Would the Russian Army be operationally capable of conducting such a large airborne operation? Well, its airborne forces certainly train to do exactly that.
In one October 2015 exercise, Russia brought 10,000 paratroopers in the Central Military District to a state of combat readiness within 24 hours before moving them by air. In 2016, Russia carried out no fewer than 18 large exercises which either included or were solely conducted by the airborne forces.
The largest 2016 airborne exercise involved more than 30,000 soldiers from Russia’s Western Military District between March 22-24. The exercise included 3,800 military vehicles and more than 100 attack helicopters and warplanes. However, not all of the soldiers in this exercise were air-dropped.
Additionally, the Kaliningrad enclave holds a formidable military presence consisting of two motorized rifle brigades and a single marine infantry brigade — a total of around 14,000 soldiers supported by an artillery brigade. Were the Kremlin to further bolster its forces, it could call on at least 14 more battalions from the Russian Western Military District — including four tank battalions.

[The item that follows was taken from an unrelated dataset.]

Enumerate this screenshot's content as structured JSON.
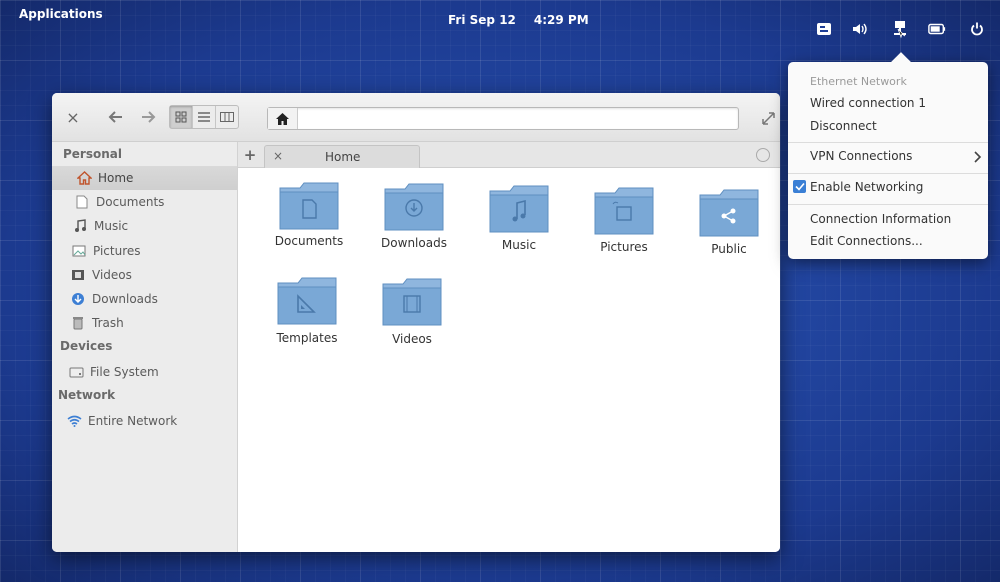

Even if we don’t include casualties caused by the preliminary strikes, the Russian Army would begin the conflict with an enormous numerical advantage in terms of soldiers and the quality of equipment, while at the same time operating with air superiority.
Russian air superiority is crucial to a successful surprise attack — but the Kremlin’s advantage here is practically guaranteed in the short term. Were Sweden and Finland to stay neutral, and neither are members of NATO, the Western alliance’s access to the air space over the Baltics would be severely limited within the first few hours, if not days, after the start of an invasion.
Regardless, the decisive factor would be surprise and the effectiveness of the preliminary strikes, which if successful could throw the Baltic States’ regular forces into disarray.
To give one example, the garrison of the Estonian Kuperjanov Infantry Battalion located in Võru is just 50 miles away from the Russian base in Pskov. The range of 9M528 rockets fired from the BM-30 Smerch is 55 miles.
RAND’s study also assumed Sweden would allow NATO to use its territory as a base for the alliance’s combat aircraft. Such a move would instantly place Sweden under the threat of retaliation, including the nuclear option. The alliance should not take Swedish cooperation as a given.
Russia seizing the element of surprise would also be critical to prevent the Baltic States from mobilizing their paramilitaries and reserves. And with defenses shattered, communication lanes and key infrastructure either knocked out or under Russian control, the region’s governments would be under tremendous pressure to surrender — potentially within mere hours of the first missiles and paratroopers landing on Baltic soil.
And what about Poland? If during the early hours of an operation, Russia were not to attack Polish territory, should Warsaw fulfill its responsibilities under the NATO charter? Should it launch a counterattack on its own?
Should Poland attack Kaliningrad and face the possibility of a Russian stand-off attack on its infrastructure? Or maybe even a nuclear strike? Such moves would also lead to a halt of Russian oil and gas, of which Poland is very dependent.
A day, or three, of hesitation would be all that Russia needs to bring its regular army units into the Baltic capitals and solidify its presence.
Could NATO avoid such a disaster? Yes — through deterrence. The alliance’s ability to retaliate, and having the political will to do so, is key to forcing Russia to weigh any aggressive action very carefully.
Is the presented scenario a purely fictional one? Hopefully.
It’s unlikely Russia will undertake direct, aggressive military action against a NATO member state. However, as events of the recent years prove, even the most unlikely scenarios can come true.
This first appeared in WarIsBoring here.